Thank you for visiting my site for the first time. At my age this is a strange new experience.
I’ve been asked many times about my writing such as “What style do you use?” or “Where do you get your ideas?” I would have to say that my style is free flowing. When I have an idea for a story it lingers in the back of my mind until I have to put it on paper. At that point, I have little control over what results. It flows through my fingers to the computer screen. Most of the time I can’t tell you what the next word is going to be.
The ideas for my stories develop from so many places. I have a wide background in technology that I use for my science fiction. The Hunter Owl was originally written in 1988. I had contact with the scientist working on the Rail Gun project and I combined that with the cover of the 1988 spring edition of the Edmund Scientific catalog. The original concept was to explain technologically how we progressed from the space shuttle to faster-than-light (FTL) space travel. When I started to type, the words poured out so fast I had eight pages without a single paragraph break.
My children’s stories seem to flow the same way. I have nine grandchildren and I wanted to give them something special for Christmas. I sat down at my keyboard and three hours later I had written “Akabish’s First Christmas.” By the end of the following January I felt the urge to create another adventure about this amazing little spider. I wrote “Akabish’s Long Journey” in a little over four hours. I found writing both books to be emotionally draining because of the profound spiritual impact I felt when composing each story.

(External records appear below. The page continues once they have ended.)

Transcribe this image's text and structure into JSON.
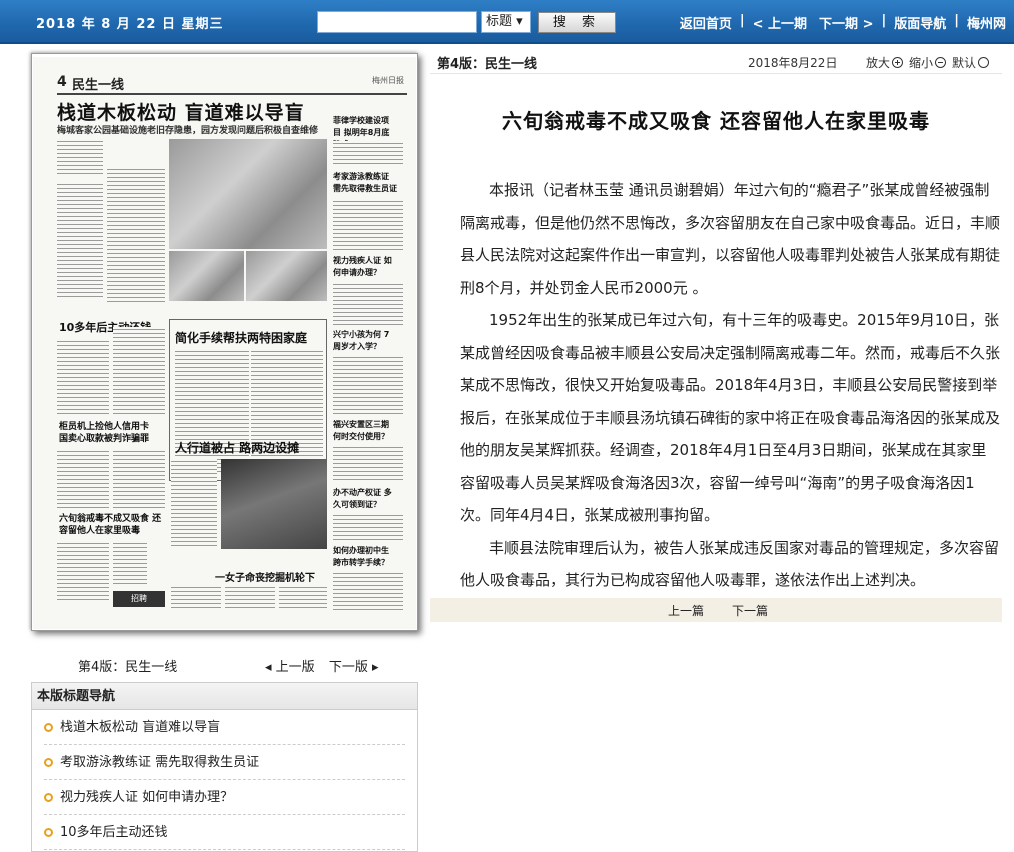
{
  "topbar": {
    "date": "2018 年 8 月 22 日   星期三",
    "search_placeholder": "",
    "search_type": "标题 ▾",
    "search_button": "搜 索",
    "nav": [
      "返回首页",
      "< 上一期",
      "下一期 >",
      "版面导航",
      "梅州网"
    ]
  },
  "thumbnail": {
    "page_num": "4",
    "section": "民生一线",
    "logo": "梅州日报",
    "headline": "栈道木板松动 盲道难以导盲",
    "subhead": "梅城客家公园基础设施老旧存隐患，园方发现问题后积极自查维修",
    "h_left1": "10多年后主动还钱",
    "h_mid1": "简化手续帮扶两特困家庭",
    "h_left2": "柜员机上捡他人信用卡 国卖心取款被判诈骗罪",
    "h_mid2": "人行道被占 路两边设摊",
    "h_left3": "六旬翁戒毒不成又吸食 还容留他人在家里吸毒",
    "h_bottom": "一女子命丧挖掘机轮下",
    "r1": "考家游泳教练证 需先取得救生员证",
    "r2": "视力残疾人证 如何申请办理？",
    "r3": "兴宁小孩为何 7周岁才入学？",
    "r4": "福兴安置区三期 何时交付使用？",
    "r5": "办不动产权证 多久可领到证？",
    "r6": "如何办理初中生 跨市转学手续？",
    "r0": "菲律学校建设项目 拟明年8月底建成",
    "ad": "招聘"
  },
  "below_thumb": {
    "page_label": "第4版：民生一线",
    "prev": "◂ 上一版",
    "next": "下一版 ▸"
  },
  "navbox": {
    "title": "本版标题导航",
    "items": [
      "栈道木板松动 盲道难以导盲",
      "考取游泳教练证 需先取得救生员证",
      "视力残疾人证 如何申请办理？",
      "10多年后主动还钱"
    ]
  },
  "meta": {
    "page": "第4版：民生一线",
    "date": "2018年8月22日",
    "zoom_in": "放大",
    "zoom_out": "缩小",
    "zoom_default": "默认"
  },
  "article": {
    "title": "六旬翁戒毒不成又吸食 还容留他人在家里吸毒",
    "paragraphs": [
      "本报讯（记者林玉莹 通讯员谢碧娟）年过六旬的“瘾君子”张某成曾经被强制隔离戒毒，但是他仍然不思悔改，多次容留朋友在自己家中吸食毒品。近日，丰顺县人民法院对这起案件作出一审宣判，以容留他人吸毒罪判处被告人张某成有期徒刑8个月，并处罚金人民币2000元 。",
      "1952年出生的张某成已年过六旬，有十三年的吸毒史。2015年9月10日，张某成曾经因吸食毒品被丰顺县公安局决定强制隔离戒毒二年。然而，戒毒后不久张某成不思悔改，很快又开始复吸毒品。2018年4月3日，丰顺县公安局民警接到举报后，在张某成位于丰顺县汤坑镇石碑街的家中将正在吸食毒品海洛因的张某成及他的朋友吴某辉抓获。经调查，2018年4月1日至4月3日期间，张某成在其家里容留吸毒人员吴某辉吸食海洛因3次，容留一绰号叫“海南”的男子吸食海洛因1次。同年4月4日，张某成被刑事拘留。",
      "丰顺县法院审理后认为，被告人张某成违反国家对毒品的管理规定，多次容留他人吸食毒品，其行为已构成容留他人吸毒罪，遂依法作出上述判决。"
    ]
  },
  "pager": {
    "prev": "上一篇",
    "next": "下一篇"
  }
}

I’ve written a third children’s story based on my distant family’s history. It’s entitled “Wewes, The Pilgrims and the First Thanksgiving.” The idea grew from the researching of my eleventh great-grandfather, William Bradford and his writings.
I am also very proud to have had three of my short stories selected for three of the Proud To Be anthologies, a collection of works in several genres submitted by veterans from World War II to the present.
I had no idea my next book, Bo Henry at Three Forks (soon to be published by Savant Books and Publications, Honolulu, Hawaii) was going to be a western. As Bo’s story revealed itself to me, I discovered that his siblings and other family members were inspired by my uncles, aunts and their histories. Bo Henry’s sense of justice, fairness and integrity reflects the values of the twelve Bradford siblings including my father as well as my mother.
Several farmers, a blacksmith and three peace officers in my heritage became aspects of characters in the first Bo Henry novel. Throughout the story, Bo must make decisions that will change his life and those of people he encounters. His relationship with his family and guidance from Judge Roads provide the moral framework for his interactions with other characters, whether they are honest or breaking the law.